Thank you for all of the work put into keeping this sport alive and encouraging new participants. It was really great to see so many new (to us at least) faces. Looking forward to the next one!

Thanks for offering the rally school -- it's obvious how much work goes into it, and we appreciated the opportunity to participate!

The rally was awesome and exceeded our expectations! We really appreciate all the hard work that must go into creating a rally course and putting together the notes and instructions. The rally course had a perfect balance of straightforward and challenging -- it kept us engaged but never so frustrated that we wanted to throw in the towel.

We like solving puzzles, learning new skills, driving, and exploring new areas -- the rally offered all these and much more! We enjoyed talking with the other teams at the start location -- everyone was so friendly!

The school taught us everything we needed to know to run our first rally together. The most helpful aspect was probably learning how to understand and work with the route instructions and rallymaster notes (via all the handouts and the Zoom meeting) -- it's a whole new language that would have been a real struggle to learn any other way.

What the rallymasters said
Some of this event may have seemed familiar. We reused parts of an event we put on a couple of years ago. Since rally school is a teaching opportunity, we retained some “tried and true” rally challenges.

A number switch (numbered route instructions printed out of numerical order) had some cars traveling through a rural neighborhood in one direction, while other cars went the opposite way, providing opportunity for rally cars to wave and wonder...are we off course or are they?

A spelling trap offered another opportunity for some teams to go one way while the others took a different route. Everyone rejoined a common route, with those who didn’t notice the spelling error getting a few extra penalty points.

Two instructions offered a lesson in defined terms vs signs. Both opportunities occurred at railroad crossings:
PAUSE 15 seconds at STOP ITIS
PAUSE 15 seconds at “STOP” ITIS

In the first case, STOP is a defined term, so you’re looking to pause at an intersection with a legal highway stop sign at which the contestant must stop. Since an intersection is defined as a crossing of rally roads at which the contestant could proceed in more than one direction, and since no such intersection exists at the railroad crossing, the correct action is to skip this ITIS instruction and its pause. In the second case, you’re looking to pause at a sign that reads stop. There is clearly a stop sign at the railroad crossing, so the correct action is to do the pause there and not skip the ITIS instruction.

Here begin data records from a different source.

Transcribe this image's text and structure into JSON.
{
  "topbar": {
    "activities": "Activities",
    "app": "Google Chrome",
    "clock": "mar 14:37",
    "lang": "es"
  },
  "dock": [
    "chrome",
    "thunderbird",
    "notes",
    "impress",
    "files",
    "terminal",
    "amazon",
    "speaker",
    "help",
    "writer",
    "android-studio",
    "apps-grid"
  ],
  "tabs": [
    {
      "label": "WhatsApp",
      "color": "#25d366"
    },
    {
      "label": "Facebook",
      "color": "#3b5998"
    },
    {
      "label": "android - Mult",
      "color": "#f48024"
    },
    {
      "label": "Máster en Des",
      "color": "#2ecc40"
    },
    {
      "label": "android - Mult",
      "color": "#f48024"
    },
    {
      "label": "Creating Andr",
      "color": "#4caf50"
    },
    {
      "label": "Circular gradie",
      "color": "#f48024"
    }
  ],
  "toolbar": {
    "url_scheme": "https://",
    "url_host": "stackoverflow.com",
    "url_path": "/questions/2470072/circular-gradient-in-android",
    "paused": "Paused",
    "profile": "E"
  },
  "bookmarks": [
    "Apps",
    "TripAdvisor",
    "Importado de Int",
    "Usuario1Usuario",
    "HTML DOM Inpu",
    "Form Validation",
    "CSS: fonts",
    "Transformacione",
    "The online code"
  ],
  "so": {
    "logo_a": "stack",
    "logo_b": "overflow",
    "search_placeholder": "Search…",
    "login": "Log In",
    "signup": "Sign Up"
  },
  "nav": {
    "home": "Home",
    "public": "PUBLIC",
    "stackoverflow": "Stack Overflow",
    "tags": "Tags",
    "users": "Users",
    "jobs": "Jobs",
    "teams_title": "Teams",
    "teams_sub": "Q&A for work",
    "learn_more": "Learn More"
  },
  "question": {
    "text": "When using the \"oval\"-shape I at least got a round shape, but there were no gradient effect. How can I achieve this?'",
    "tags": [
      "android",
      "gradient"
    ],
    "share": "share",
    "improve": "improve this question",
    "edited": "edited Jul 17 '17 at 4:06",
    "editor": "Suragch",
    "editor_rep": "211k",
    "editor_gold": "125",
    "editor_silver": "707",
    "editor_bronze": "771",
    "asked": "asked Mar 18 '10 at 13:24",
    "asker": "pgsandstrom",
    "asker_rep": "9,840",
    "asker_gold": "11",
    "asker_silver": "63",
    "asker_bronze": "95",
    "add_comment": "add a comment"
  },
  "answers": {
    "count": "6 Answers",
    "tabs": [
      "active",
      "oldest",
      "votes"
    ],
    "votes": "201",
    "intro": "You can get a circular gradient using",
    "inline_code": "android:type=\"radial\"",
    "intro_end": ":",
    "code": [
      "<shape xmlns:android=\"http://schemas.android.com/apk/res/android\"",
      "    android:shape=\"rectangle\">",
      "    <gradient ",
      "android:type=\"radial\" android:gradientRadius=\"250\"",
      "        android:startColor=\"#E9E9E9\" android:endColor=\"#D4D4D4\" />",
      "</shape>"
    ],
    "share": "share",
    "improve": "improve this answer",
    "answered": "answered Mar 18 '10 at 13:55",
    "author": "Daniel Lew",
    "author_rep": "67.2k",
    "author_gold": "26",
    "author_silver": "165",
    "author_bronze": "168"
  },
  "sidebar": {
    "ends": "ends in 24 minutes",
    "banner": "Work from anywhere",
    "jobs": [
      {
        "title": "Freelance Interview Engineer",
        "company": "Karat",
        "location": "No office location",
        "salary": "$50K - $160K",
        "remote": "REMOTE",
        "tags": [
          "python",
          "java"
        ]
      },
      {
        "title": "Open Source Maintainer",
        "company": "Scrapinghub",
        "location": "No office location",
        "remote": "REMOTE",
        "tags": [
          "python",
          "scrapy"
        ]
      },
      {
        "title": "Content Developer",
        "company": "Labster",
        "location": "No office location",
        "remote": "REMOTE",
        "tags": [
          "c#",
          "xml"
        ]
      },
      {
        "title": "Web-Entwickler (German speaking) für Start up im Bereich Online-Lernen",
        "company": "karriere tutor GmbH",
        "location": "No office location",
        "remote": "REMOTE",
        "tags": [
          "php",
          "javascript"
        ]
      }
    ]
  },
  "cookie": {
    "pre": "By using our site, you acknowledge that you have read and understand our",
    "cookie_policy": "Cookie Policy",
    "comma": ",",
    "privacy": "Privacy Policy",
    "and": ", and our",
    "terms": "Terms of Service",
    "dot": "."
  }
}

Two notes were included. One was used only by cars who fell for the number switch. The other note was a sign hunt to pause every time you saw a particular sign. The note was introduced near the end of the rally and was correctly used three times.

Congratulate the winners
There are no prizes for this practice rally, but we do recognize winners. Fame and glory!

First overall and first in the SOP class was the team of David and JoAnn Gattman with a score of 118. With just 3 more points, second overall and second SOP was Russ and Kate Sherrell with 121 points. Lee and Patricia Nielsen finished third overall and third SOP with 178 points.

All three of the top finishing Novice teams were first-time Cascade ralliers. First Novice with a score of 233 was the father/son team of Jeff and Nicholas Crews. Second Novice was the team of Gene and Sandy Buzzelli with a score of 244. Finishing third Novice was the father/daughter team of Isaac and Scout Miller with 321.

Congratulations to all the rally school rally teams! You are all winners!

Click here for the complete rundown
Click here for Rally Results
Current Series Standings